This simple sentence: “I do not consent to this search,” is one of the most important tools you have to protect your constitutional rights during a police stop. What else can you do? The ACLU's New York state affiliate has produced a phone app & palm card titled “What do to if you're stopped by police.”
From the intro page:
We all recognize the need for effective law enforcement, but we should also understand our own rights and responsibilities — especially in our interactions with the police.
This card tells you what to do if you are stopped, arrested, or injured in your encounter with the police, and how to file a complaint.
Suprisingly, many people don't know their rights. Maybe they were absent that week in Civics class or just haven't watched enough Law & Order. But we live in a time when our privacy rights are being chipped away: it's important for people to push back and claim their Constitutional rights.
Refusing a warrantless search may irritate the officer, but does not give him/her probable cause to conduct a search. It's not up to you to prove you have nothing to hide; it's up to law enforcement to convince a judge that there's a reason to conduct a search.
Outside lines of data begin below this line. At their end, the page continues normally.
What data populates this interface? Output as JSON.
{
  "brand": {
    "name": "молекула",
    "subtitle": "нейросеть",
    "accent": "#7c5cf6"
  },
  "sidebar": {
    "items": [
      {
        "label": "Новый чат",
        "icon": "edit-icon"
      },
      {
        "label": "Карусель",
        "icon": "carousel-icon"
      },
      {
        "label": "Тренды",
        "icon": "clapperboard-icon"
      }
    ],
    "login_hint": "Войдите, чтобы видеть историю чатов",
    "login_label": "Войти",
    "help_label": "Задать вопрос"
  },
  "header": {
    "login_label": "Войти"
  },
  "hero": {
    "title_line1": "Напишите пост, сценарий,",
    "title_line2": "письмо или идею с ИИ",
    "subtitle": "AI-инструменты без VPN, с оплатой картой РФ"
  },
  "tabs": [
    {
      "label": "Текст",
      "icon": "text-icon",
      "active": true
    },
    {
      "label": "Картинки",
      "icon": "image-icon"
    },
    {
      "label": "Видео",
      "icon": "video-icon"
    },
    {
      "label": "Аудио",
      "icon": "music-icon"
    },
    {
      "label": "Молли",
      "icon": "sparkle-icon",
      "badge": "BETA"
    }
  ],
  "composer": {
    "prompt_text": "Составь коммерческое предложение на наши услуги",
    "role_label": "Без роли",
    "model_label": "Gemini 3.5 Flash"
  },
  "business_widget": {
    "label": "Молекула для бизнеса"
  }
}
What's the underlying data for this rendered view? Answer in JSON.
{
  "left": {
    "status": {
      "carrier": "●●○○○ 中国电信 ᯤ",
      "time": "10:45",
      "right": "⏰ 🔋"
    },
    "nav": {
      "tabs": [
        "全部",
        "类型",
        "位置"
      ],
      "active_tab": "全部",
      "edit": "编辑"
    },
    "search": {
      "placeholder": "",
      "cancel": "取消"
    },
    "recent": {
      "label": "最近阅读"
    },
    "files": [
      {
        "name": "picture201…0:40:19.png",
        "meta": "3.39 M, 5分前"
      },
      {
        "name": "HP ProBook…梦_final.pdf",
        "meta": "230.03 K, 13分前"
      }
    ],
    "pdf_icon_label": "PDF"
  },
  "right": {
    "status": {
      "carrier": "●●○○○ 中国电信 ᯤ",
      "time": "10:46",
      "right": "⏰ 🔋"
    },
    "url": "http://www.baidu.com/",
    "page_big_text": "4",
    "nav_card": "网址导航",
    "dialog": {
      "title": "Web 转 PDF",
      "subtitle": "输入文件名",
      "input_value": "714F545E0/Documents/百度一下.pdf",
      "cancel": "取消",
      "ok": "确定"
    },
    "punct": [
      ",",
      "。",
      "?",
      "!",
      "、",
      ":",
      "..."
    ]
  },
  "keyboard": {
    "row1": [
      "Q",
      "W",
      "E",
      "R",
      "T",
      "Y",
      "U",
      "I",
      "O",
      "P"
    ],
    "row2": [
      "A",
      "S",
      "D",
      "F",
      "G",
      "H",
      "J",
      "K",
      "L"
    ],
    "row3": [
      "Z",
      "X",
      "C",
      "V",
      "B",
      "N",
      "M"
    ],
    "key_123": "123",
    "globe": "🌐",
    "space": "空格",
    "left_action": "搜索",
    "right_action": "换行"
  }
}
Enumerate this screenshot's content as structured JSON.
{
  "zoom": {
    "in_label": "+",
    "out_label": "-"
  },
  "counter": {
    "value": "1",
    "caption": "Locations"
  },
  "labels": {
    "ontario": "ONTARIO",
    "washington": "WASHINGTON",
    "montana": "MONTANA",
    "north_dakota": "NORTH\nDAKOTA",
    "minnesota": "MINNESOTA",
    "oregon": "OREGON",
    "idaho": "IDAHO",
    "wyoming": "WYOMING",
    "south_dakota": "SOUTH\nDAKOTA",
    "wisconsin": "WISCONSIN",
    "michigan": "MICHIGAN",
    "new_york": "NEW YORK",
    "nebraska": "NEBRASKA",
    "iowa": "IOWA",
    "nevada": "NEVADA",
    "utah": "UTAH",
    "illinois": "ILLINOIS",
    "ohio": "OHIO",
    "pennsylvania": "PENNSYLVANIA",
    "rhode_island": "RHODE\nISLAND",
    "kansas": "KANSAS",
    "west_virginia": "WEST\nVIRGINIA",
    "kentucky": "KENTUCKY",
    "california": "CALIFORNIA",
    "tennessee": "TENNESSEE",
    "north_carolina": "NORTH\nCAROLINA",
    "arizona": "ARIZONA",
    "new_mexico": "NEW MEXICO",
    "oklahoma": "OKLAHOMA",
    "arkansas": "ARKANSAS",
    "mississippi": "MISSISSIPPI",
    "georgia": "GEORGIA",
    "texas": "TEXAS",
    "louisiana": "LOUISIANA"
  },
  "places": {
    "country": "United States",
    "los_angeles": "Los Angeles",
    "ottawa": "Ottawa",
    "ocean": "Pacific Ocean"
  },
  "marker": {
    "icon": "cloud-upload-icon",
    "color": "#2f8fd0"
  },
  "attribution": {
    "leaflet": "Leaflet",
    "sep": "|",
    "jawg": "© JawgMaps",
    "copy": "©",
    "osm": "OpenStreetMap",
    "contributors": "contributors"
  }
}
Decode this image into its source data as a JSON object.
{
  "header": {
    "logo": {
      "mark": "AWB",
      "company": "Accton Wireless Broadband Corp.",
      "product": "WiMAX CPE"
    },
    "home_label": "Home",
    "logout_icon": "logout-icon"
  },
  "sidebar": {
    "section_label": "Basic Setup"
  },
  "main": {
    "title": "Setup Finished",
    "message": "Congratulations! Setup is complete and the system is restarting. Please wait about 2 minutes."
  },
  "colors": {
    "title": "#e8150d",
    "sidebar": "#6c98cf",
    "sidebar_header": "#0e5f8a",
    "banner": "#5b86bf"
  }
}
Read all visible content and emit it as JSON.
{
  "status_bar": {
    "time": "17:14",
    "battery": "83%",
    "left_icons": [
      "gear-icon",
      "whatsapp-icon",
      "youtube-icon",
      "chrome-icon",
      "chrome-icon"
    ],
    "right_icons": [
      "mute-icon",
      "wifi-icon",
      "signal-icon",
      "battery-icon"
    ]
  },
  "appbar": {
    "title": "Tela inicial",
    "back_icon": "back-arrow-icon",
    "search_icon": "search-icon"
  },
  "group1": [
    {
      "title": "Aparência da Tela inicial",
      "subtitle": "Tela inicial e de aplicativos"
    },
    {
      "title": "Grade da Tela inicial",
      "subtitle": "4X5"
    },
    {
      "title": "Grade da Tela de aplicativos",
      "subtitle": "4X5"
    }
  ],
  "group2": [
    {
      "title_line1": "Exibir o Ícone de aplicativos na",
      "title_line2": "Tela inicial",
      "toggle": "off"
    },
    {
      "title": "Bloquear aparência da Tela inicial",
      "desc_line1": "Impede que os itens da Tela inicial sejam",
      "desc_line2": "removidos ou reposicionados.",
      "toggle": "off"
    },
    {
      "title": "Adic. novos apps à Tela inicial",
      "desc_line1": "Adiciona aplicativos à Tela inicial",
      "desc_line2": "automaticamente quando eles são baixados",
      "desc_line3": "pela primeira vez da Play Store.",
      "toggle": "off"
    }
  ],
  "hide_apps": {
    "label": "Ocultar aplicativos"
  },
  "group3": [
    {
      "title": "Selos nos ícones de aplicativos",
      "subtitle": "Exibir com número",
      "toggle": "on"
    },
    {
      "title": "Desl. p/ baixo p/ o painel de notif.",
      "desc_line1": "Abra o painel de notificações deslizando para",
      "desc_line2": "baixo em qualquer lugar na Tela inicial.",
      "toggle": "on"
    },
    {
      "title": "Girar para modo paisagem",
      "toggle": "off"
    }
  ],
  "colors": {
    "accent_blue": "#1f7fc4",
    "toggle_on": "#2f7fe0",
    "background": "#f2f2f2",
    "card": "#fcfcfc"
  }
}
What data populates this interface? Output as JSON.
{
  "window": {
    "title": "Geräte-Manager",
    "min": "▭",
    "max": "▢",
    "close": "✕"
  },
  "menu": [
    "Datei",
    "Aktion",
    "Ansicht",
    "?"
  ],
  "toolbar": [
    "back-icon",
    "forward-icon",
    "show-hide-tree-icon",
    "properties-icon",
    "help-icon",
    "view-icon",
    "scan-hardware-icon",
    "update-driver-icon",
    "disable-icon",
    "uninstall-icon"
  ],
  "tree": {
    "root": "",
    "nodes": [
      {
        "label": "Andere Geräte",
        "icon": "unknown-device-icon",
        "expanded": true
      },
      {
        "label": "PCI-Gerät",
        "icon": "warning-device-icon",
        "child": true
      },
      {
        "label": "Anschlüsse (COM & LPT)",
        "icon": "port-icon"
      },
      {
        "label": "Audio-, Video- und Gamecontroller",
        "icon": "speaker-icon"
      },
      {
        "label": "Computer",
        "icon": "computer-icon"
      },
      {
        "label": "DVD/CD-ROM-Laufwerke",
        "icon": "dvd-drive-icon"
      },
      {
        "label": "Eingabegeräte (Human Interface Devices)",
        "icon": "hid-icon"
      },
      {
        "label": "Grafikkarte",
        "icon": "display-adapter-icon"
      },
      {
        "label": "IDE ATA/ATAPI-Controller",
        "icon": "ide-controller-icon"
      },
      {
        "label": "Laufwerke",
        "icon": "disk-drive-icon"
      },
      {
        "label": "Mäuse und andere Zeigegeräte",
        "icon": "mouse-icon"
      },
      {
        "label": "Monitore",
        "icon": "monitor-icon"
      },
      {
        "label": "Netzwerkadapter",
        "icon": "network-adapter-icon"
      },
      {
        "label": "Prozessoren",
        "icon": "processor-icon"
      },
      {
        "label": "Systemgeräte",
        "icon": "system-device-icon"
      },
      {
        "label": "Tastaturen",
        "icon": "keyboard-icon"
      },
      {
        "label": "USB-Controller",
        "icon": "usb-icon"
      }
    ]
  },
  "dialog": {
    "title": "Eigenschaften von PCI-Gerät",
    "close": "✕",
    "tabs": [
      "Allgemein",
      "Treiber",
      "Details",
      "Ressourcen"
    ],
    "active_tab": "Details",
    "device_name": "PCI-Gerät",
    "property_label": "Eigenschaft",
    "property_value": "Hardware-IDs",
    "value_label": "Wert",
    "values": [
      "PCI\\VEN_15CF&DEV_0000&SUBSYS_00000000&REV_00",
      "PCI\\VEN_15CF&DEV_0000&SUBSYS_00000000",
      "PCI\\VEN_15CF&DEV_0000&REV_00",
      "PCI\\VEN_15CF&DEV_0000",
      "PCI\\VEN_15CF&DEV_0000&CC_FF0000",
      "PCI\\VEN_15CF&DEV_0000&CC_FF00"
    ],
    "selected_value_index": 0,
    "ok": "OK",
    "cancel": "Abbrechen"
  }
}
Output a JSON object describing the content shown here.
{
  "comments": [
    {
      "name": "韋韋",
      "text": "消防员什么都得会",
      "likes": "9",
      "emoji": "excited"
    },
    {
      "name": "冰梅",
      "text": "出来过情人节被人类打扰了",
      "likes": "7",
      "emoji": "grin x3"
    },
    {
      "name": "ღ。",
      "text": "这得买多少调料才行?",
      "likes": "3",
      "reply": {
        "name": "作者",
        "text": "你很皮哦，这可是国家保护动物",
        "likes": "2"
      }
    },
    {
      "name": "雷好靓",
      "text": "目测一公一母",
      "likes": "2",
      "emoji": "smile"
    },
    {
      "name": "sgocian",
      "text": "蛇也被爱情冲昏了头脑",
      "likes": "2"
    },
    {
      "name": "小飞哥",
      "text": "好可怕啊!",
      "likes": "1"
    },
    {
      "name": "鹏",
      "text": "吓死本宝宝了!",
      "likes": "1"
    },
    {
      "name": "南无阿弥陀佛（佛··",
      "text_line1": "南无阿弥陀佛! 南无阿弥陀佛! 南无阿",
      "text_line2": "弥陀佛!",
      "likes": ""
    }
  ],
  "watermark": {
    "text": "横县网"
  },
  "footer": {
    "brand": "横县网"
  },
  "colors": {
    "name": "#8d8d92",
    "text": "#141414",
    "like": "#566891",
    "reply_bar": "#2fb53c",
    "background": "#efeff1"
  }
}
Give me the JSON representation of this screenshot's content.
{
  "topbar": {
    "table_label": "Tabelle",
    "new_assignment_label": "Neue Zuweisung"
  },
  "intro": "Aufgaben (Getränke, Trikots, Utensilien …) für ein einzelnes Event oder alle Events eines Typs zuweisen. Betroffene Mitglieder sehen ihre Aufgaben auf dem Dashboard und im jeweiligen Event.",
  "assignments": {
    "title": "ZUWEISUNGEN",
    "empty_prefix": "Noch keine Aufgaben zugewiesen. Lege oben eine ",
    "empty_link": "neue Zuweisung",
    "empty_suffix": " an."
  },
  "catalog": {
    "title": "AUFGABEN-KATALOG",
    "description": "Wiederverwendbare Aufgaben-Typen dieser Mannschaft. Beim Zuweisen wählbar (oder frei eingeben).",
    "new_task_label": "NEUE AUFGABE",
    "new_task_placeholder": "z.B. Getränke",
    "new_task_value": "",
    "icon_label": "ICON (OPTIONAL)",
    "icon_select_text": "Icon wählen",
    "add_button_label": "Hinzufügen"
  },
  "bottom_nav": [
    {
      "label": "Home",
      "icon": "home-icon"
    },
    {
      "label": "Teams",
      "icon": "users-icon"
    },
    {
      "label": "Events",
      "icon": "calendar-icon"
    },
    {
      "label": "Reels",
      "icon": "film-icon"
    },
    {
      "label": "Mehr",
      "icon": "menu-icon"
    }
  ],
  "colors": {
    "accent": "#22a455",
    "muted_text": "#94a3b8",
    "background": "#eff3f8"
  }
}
Sure, you may have nothing to hide, so what's the big deal if you let police search your car, pockets, or home without a warrant? Here's the answer:
- It's your constitutional right.
- Refusing a search protects you if you end up in court.
- Saying “no” can prevent a search altogether.
- Searches can waste your time and damage your property.
- You never know what they'll find.
The police officers I know personally are great people who took a hard, dangerous job. They'll never, ever get rich on a public employee's salary, but that was never the goal. Unfortunately, there are some bad apples in the bunch, and you never know when you'll meet up with one of them.
Whatever you do when dealing with police officer, always stay calm. There's plenty of time later to file a complaint. Know your rights. Be prepared. Stay safe.